if these fail, check journalctl -u postfix. if there's no indication of traffic, it may be that your ISP blocks outbound port 25. you can check for that with nc -vz gmail.com 25 (will exit 0 if the port is open, hang if the port is blocked).

less probably, your ISP might block inbound port 25. check for that here: https://canyouseeme.org/.

in my case, Centurylink blocks both directions, so i can't even use this setup to receive mail. for this case, i'll explore running postfix on a non-standard port and using a mail forwarder or transparent proxy in a subsequent blog post.

but if your mail server is working, then instruct systemd to launch the container when the host boots. while the container's active, run:

[root@host /]# ln -s /opt/postfix /var/lib/machines/postfix
[root@host /]# machinectl enable postfix
[root@host /]# systemctl enable machines.target

alternatively, you could move the whole machine into /var/lib/machines/postfix instead of symlinking it.

populate /etc/systemd/nspawn/postfix.nspawn (you may need to create the directory) with the settings we used earlier:


then you can stop the machine, restart it, and administer it:

[root@host /]# machinectl stop postfix
[root@host /]# machinectl start postfix
[root@host /]# machinectl login postfix

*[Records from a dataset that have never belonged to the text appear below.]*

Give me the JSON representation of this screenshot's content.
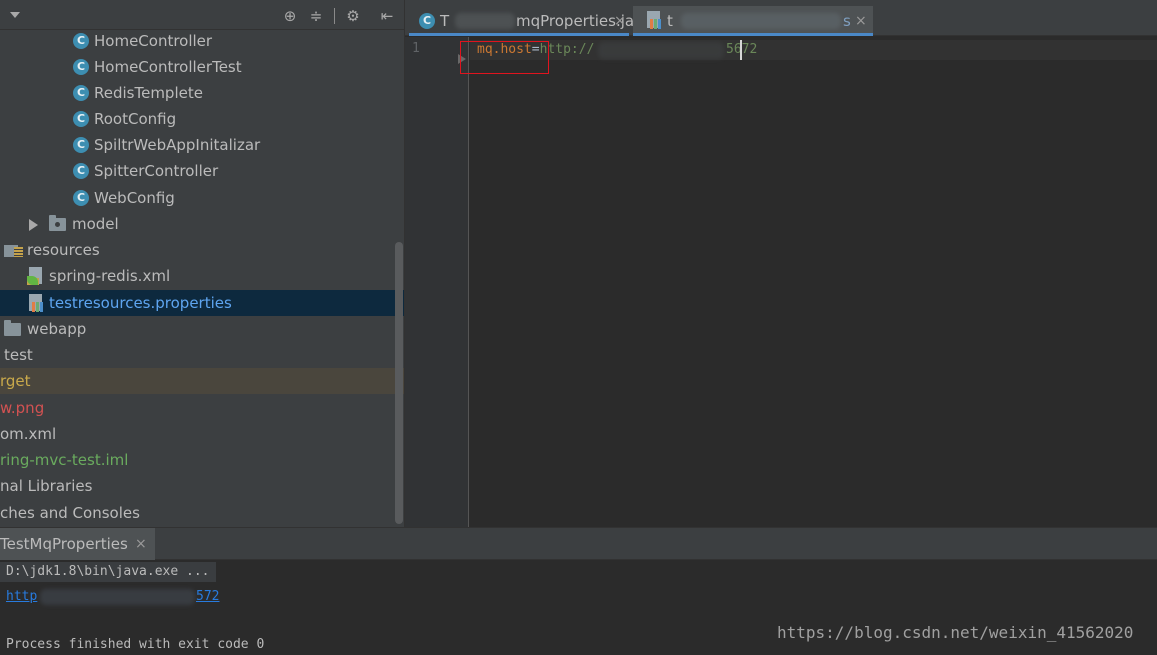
{
  "project_tree": {
    "items": [
      {
        "label": "HomeController",
        "icon": "class-icon",
        "color": "#bbbbbb"
      },
      {
        "label": "HomeControllerTest",
        "icon": "class-icon",
        "color": "#bbbbbb"
      },
      {
        "label": "RedisTemplete",
        "icon": "class-icon",
        "color": "#bbbbbb"
      },
      {
        "label": "RootConfig",
        "icon": "class-icon",
        "color": "#bbbbbb"
      },
      {
        "label": "SpiltrWebAppInitalizar",
        "icon": "class-icon",
        "color": "#bbbbbb"
      },
      {
        "label": "SpitterController",
        "icon": "class-icon",
        "color": "#bbbbbb"
      },
      {
        "label": "WebConfig",
        "icon": "class-icon",
        "color": "#bbbbbb"
      },
      {
        "label": "model",
        "icon": "package-folder-icon",
        "color": "#bbbbbb"
      },
      {
        "label": "resources",
        "icon": "resources-folder-icon",
        "color": "#bbbbbb"
      },
      {
        "label": "spring-redis.xml",
        "icon": "spring-xml-icon",
        "color": "#bbbbbb"
      },
      {
        "label": "testresources.properties",
        "icon": "properties-file-icon",
        "color": "#5ea5f0"
      },
      {
        "label": "webapp",
        "icon": "folder-icon",
        "color": "#bbbbbb"
      },
      {
        "label": "test",
        "icon": "none",
        "color": "#bbbbbb"
      },
      {
        "label": "rget",
        "icon": "none",
        "color": "#c9a94b"
      },
      {
        "label": "w.png",
        "icon": "none",
        "color": "#d25252"
      },
      {
        "label": "om.xml",
        "icon": "none",
        "color": "#bbbbbb"
      },
      {
        "label": "ring-mvc-test.iml",
        "icon": "none",
        "color": "#6aab5e"
      },
      {
        "label": "nal Libraries",
        "icon": "none",
        "color": "#bbbbbb"
      },
      {
        "label": "ches and Consoles",
        "icon": "none",
        "color": "#bbbbbb"
      }
    ]
  },
  "toolbar": {
    "icons": [
      "locate-icon",
      "collapse-icon",
      "gear-icon",
      "hide-icon"
    ]
  },
  "tabs": [
    {
      "label_prefix": "T",
      "label_suffix": "mqProperties.java",
      "icon": "class-icon",
      "close": "×"
    },
    {
      "label_prefix": "t",
      "label_suffix": "s",
      "icon": "properties-file-icon",
      "close": "×"
    }
  ],
  "editor": {
    "line_number": "1",
    "key": "mq.host",
    "eq": "=",
    "value_prefix": "http://",
    "value_suffix": "5672"
  },
  "run_panel": {
    "tab_label": "TestMqProperties",
    "tab_close": "×",
    "command": "D:\\jdk1.8\\bin\\java.exe ...",
    "url_prefix": "http",
    "url_suffix": "572",
    "exit_message": "Process finished with exit code 0"
  },
  "watermark": "https://blog.csdn.net/weixin_41562020"
}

you now have a postfix instance which starts on boot and can send/receive mail as long as port 25 is accessible. later on you may want to provide client access in a friendlier way than directly reading the spool or invoking sendmail. that could be done by installing something like dovecot.